The centre of Madrid is a brilliantly-lit, highly-decorated, antique dreamscape. There’s people everywhere but let’s ignore them for the moment. Let’s look up. The buildings are ornate, very grand and to Australian eyes, very old. The sky seems close, I suppose because there are no tall towers, or even trees, blocking out the clouds. When you do look up, it’s to sculptures. It seems every building is topped by some grand beast or muscular god holding a weapon, wrestling with their own mythology. And nearly every building that appears to be a majestic castle, turns out to be a bank or the Department of Agriculture!
Over the centuries there’s not much that untrammelled nature can do in these city streets.
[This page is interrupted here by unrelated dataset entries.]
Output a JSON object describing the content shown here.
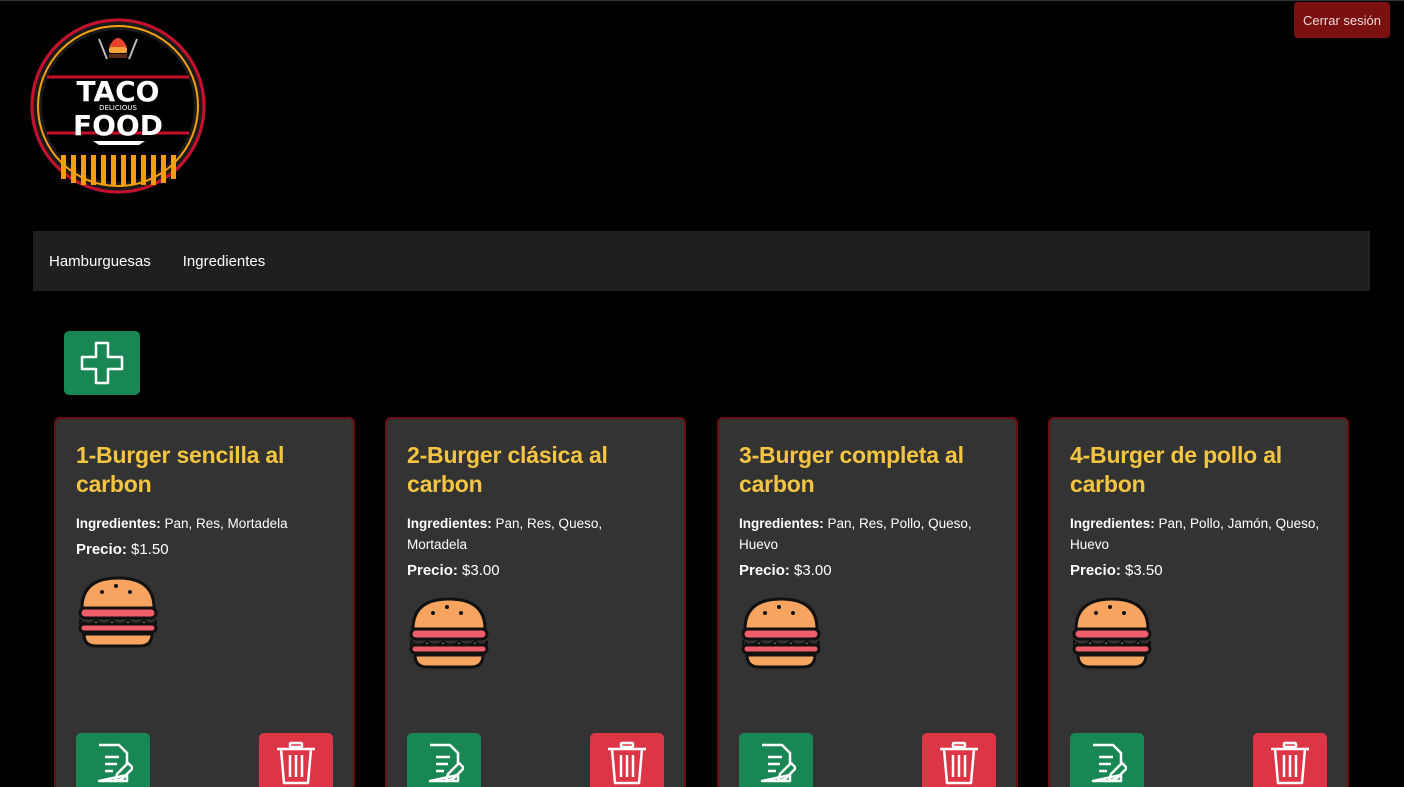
{
  "header": {
    "logout_label": "Cerrar sesión",
    "logo": {
      "line1": "TACO",
      "line2": "DELICIOUS",
      "line3": "FOOD"
    }
  },
  "nav": {
    "items": [
      {
        "label": "Hamburguesas"
      },
      {
        "label": "Ingredientes"
      }
    ]
  },
  "labels": {
    "ingredients": "Ingredientes:",
    "price": "Precio:"
  },
  "cards": [
    {
      "title": "1-Burger sencilla al carbon",
      "ingredients": "Pan, Res, Mortadela",
      "price": "$1.50"
    },
    {
      "title": "2-Burger clásica al carbon",
      "ingredients": "Pan, Res, Queso, Mortadela",
      "price": "$3.00"
    },
    {
      "title": "3-Burger completa al carbon",
      "ingredients": "Pan, Res, Pollo, Queso, Huevo",
      "price": "$3.00"
    },
    {
      "title": "4-Burger de pollo al carbon",
      "ingredients": "Pan, Pollo, Jamón, Queso, Huevo",
      "price": "$3.50"
    }
  ],
  "icons": {
    "add": "plus-icon",
    "edit": "edit-document-icon",
    "delete": "trash-icon",
    "burger": "burger-icon"
  },
  "colors": {
    "title": "#f5c542",
    "success": "#198754",
    "danger": "#dc3545",
    "logout": "#7a1010",
    "card_bg": "#333333",
    "card_border": "#6b0e0e"
  }
}
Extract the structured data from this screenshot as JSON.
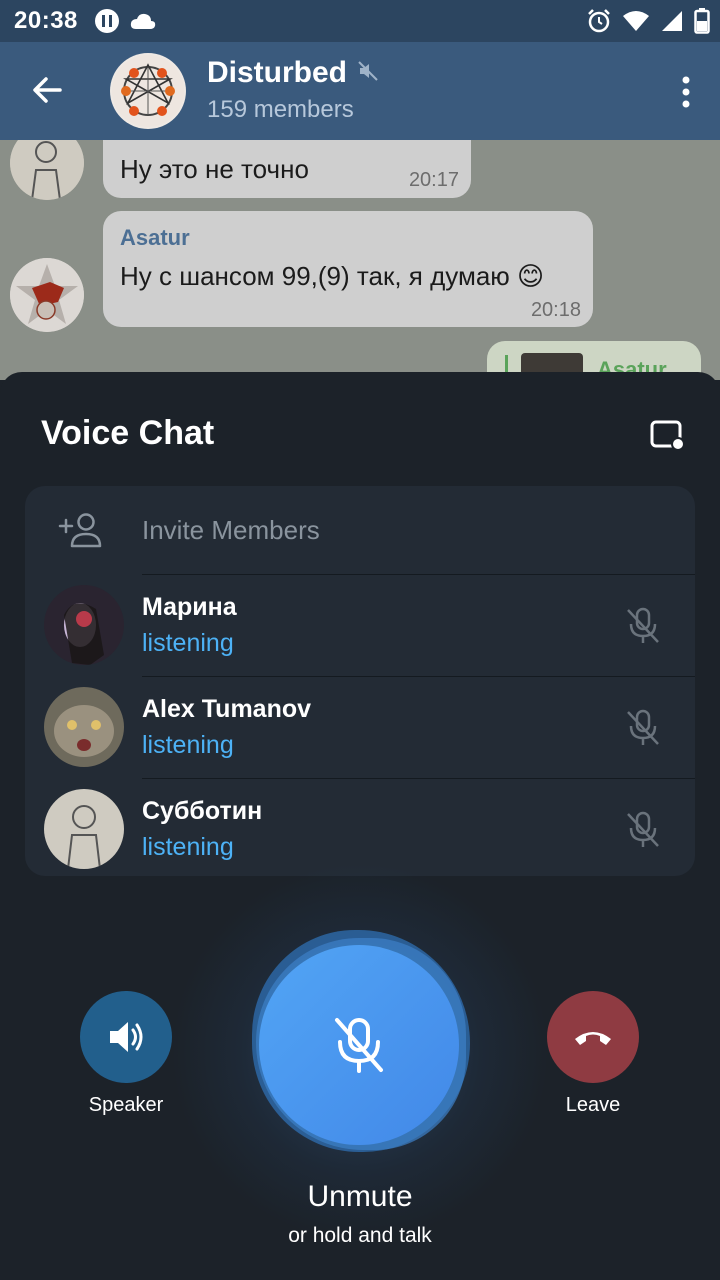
{
  "status_bar": {
    "time": "20:38",
    "icons": [
      "pause-circle-icon",
      "cloud-icon",
      "alarm-icon",
      "wifi-icon",
      "signal-icon",
      "battery-icon"
    ]
  },
  "header": {
    "title": "Disturbed",
    "subtitle": "159 members",
    "muted_icon": "muted-speaker-icon"
  },
  "chat": {
    "messages": [
      {
        "text": "Ну это не точно",
        "time": "20:17"
      },
      {
        "sender": "Asatur",
        "text": "Ну с шансом 99,(9) так, я думаю 😊",
        "time": "20:18"
      },
      {
        "sender": "Asatur"
      }
    ]
  },
  "voice_chat": {
    "title": "Voice Chat",
    "invite_label": "Invite Members",
    "members": [
      {
        "name": "Марина",
        "status": "listening"
      },
      {
        "name": "Alex Tumanov",
        "status": "listening"
      },
      {
        "name": "Субботин",
        "status": "listening"
      }
    ],
    "controls": {
      "speaker_label": "Speaker",
      "leave_label": "Leave",
      "unmute_label": "Unmute",
      "hint_label": "or hold and talk"
    }
  },
  "colors": {
    "accent_blue": "#4db2f6",
    "header_bg": "#3a5a7d",
    "sheet_bg": "#1c2229",
    "leave_red": "#8f3b42",
    "speaker_blue": "#225f8c"
  }
}
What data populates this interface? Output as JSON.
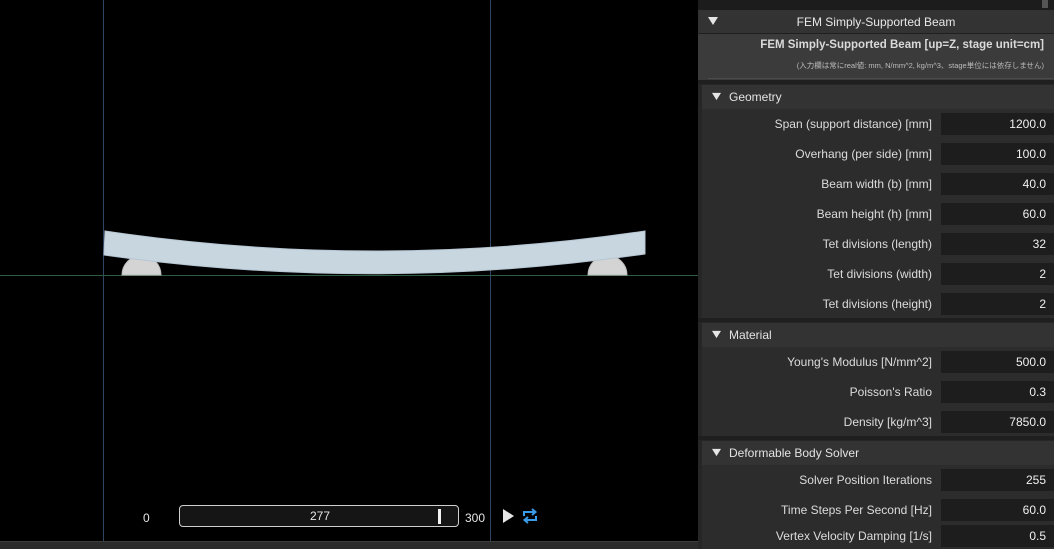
{
  "viewport": {
    "timeline": {
      "start": "0",
      "current": "277",
      "end": "300"
    },
    "icons": {
      "play": "play-icon",
      "loop": "loop-icon"
    },
    "colors": {
      "background": "#000000",
      "beam": "#c8d6e0",
      "support": "#cfcfcf",
      "loop_accent": "#3a9be8"
    }
  },
  "panel": {
    "title": "FEM Simply-Supported Beam",
    "intro": {
      "title": "FEM Simply-Supported Beam  [up=Z, stage unit=cm]",
      "note": "(入力欄は常にreal値: mm, N/mm^2, kg/m^3、stage単位には依存しません)"
    },
    "sections": [
      {
        "label": "Geometry",
        "rows": [
          {
            "label": "Span (support distance) [mm]",
            "value": "1200.0"
          },
          {
            "label": "Overhang (per side) [mm]",
            "value": "100.0"
          },
          {
            "label": "Beam width (b) [mm]",
            "value": "40.0"
          },
          {
            "label": "Beam height (h) [mm]",
            "value": "60.0"
          },
          {
            "label": "Tet divisions (length)",
            "value": "32"
          },
          {
            "label": "Tet divisions (width)",
            "value": "2"
          },
          {
            "label": "Tet divisions (height)",
            "value": "2"
          }
        ]
      },
      {
        "label": "Material",
        "rows": [
          {
            "label": "Young's Modulus [N/mm^2]",
            "value": "500.0"
          },
          {
            "label": "Poisson's Ratio",
            "value": "0.3"
          },
          {
            "label": "Density [kg/m^3]",
            "value": "7850.0"
          }
        ]
      },
      {
        "label": "Deformable Body Solver",
        "rows": [
          {
            "label": "Solver Position Iterations",
            "value": "255"
          },
          {
            "label": "Time Steps Per Second [Hz]",
            "value": "60.0"
          },
          {
            "label": "Vertex Velocity Damping [1/s]",
            "value": "0.5"
          }
        ]
      }
    ]
  }
}
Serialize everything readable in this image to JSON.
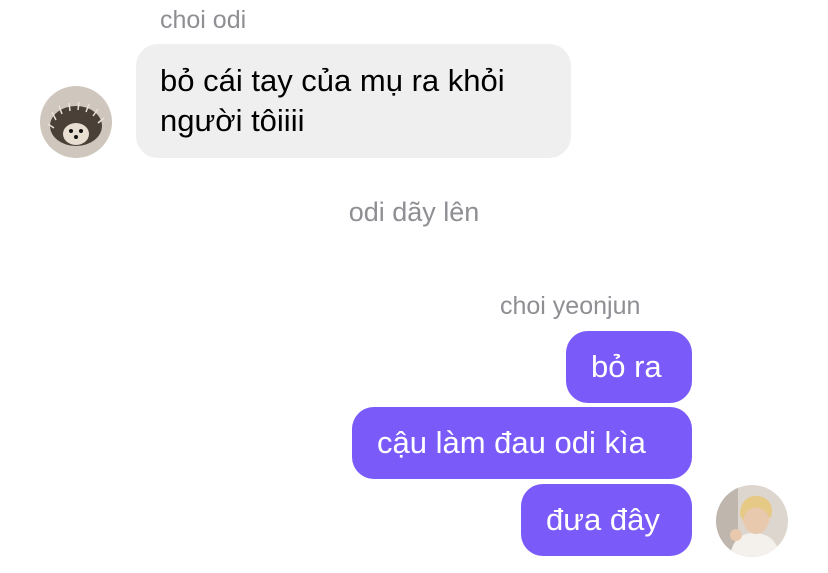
{
  "colors": {
    "incoming_bubble": "#efefef",
    "outgoing_bubble": "#7a5af8",
    "meta_text": "#8e8e93"
  },
  "thread": {
    "incoming": {
      "sender": "choi odi",
      "avatar_icon": "hedgehog-avatar",
      "message_line1": "bỏ cái tay của mụ ra khỏi",
      "message_line2": "người tôiiii"
    },
    "system_note": "odi dãy lên",
    "outgoing": {
      "sender": "choi yeonjun",
      "avatar_icon": "person-avatar",
      "messages": [
        "bỏ ra",
        "cậu làm đau odi kìa",
        "đưa đây"
      ]
    }
  }
}
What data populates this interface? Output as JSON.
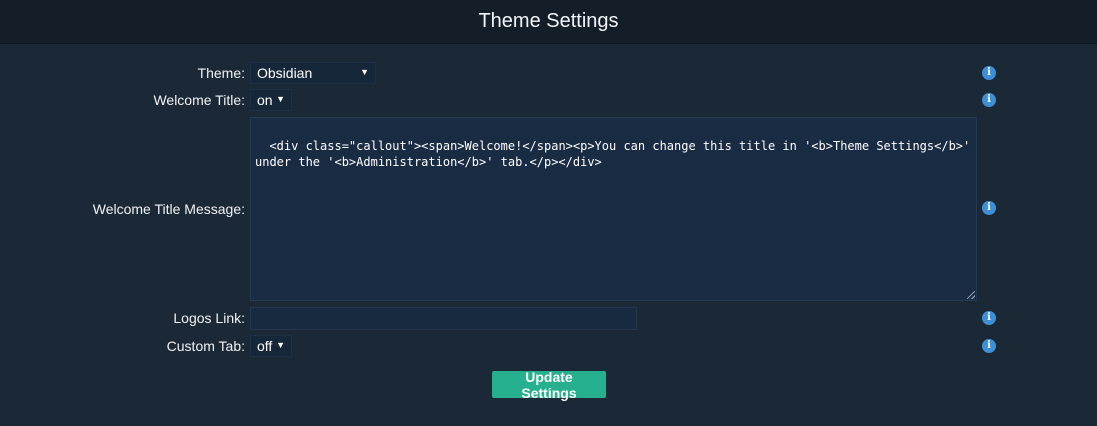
{
  "header": {
    "title": "Theme Settings"
  },
  "form": {
    "theme": {
      "label": "Theme:",
      "value": "Obsidian"
    },
    "welcome_title": {
      "label": "Welcome Title:",
      "value": "on"
    },
    "welcome_message": {
      "label": "Welcome Title Message:",
      "value": "<div class=\"callout\"><span>Welcome!</span><p>You can change this title in '<b>Theme Settings</b>' under the '<b>Administration</b>' tab.</p></div>"
    },
    "logos_link": {
      "label": "Logos Link:",
      "value": ""
    },
    "custom_tab": {
      "label": "Custom Tab:",
      "value": "off"
    }
  },
  "icons": {
    "info": "i",
    "dropdown": "▼"
  },
  "actions": {
    "submit_label": "Update Settings"
  },
  "colors": {
    "accent": "#26b08f",
    "info": "#3f8fd6",
    "background": "#1b2836",
    "header": "#141e29"
  }
}
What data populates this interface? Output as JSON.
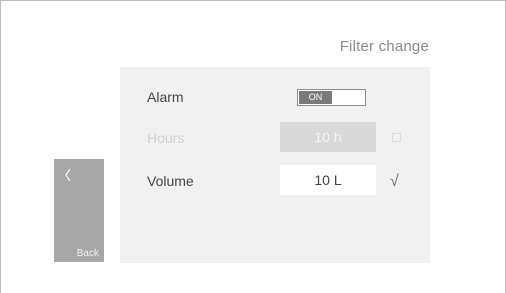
{
  "header": {
    "title": "Filter change"
  },
  "back": {
    "label": "Back",
    "icon": "chevron-left-icon"
  },
  "settings": {
    "alarm": {
      "label": "Alarm",
      "toggle_label": "ON",
      "state": "on"
    },
    "hours": {
      "label": "Hours",
      "value": "10 h",
      "enabled": false,
      "checked": false
    },
    "volume": {
      "label": "Volume",
      "value": "10 L",
      "enabled": true,
      "checked": true,
      "check_glyph": "√"
    }
  },
  "colors": {
    "panel": "#f1f1f1",
    "back_button": "#a7a7a7",
    "toggle_on": "#7a7a7a",
    "disabled_field": "#d9d9d9"
  }
}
Potplants cling to tiny balconies tesselated along the walls of the thinner side streets, the angular stalks of the spider’s web that is Madrid’s traffic structure. Eager trees lean into light that strikes into plazas or sidles into thin one-way alleys. There are, of course, many parks in Madrid, most central and famous being El Retiro, a royal retirement haunt featuring a large pond, a Crystal Palace and a statue of the Fallen Angel at 66.6 feet above sea level. It does seem on first glance that Madrid has successfully tamed and trained nature!
But three different gardens in just one small corner of the city captured my imagination. The first is the formal Royal Botanical Gardens, a kind of zoo for plants.
It’s on the Paseo de Prado and it’s structured into formal parterre on three different levels displaying plants from all around the world.
Tiny hedges box in neatly planted varieties that sometimes, like banksia roses, do their level best to explode out of their cages.
The Botanic Gardens are surprising for the tranquil atmosphere in the centre of a busy highway. Joining the motos and the sirens, marching just a little further down the Calle, past that Department of Agriculture, one comes to another ornate building. Par for the Madrid course, it’s not a castle at all, it’s a railway station.
Inside this amazing hangar is a jungle. Known as the Greenhouse at Atocha Station, there’s a pool of turtles clustered together like insects at the foot of the ferns. Mist sprays over the plants and it’s possible to see some of the palm trees must take a beating in the summer. What a great place to come to the restaurant or one of the bars before heading for a trip on a very fast train!
From a distance this looks like a painting or a carpet. Close up it smells lovely.
Rows of plants buoyantly fly into the sky. A pleasing way to spend an afternoon. And on the way home, why, what’s that building?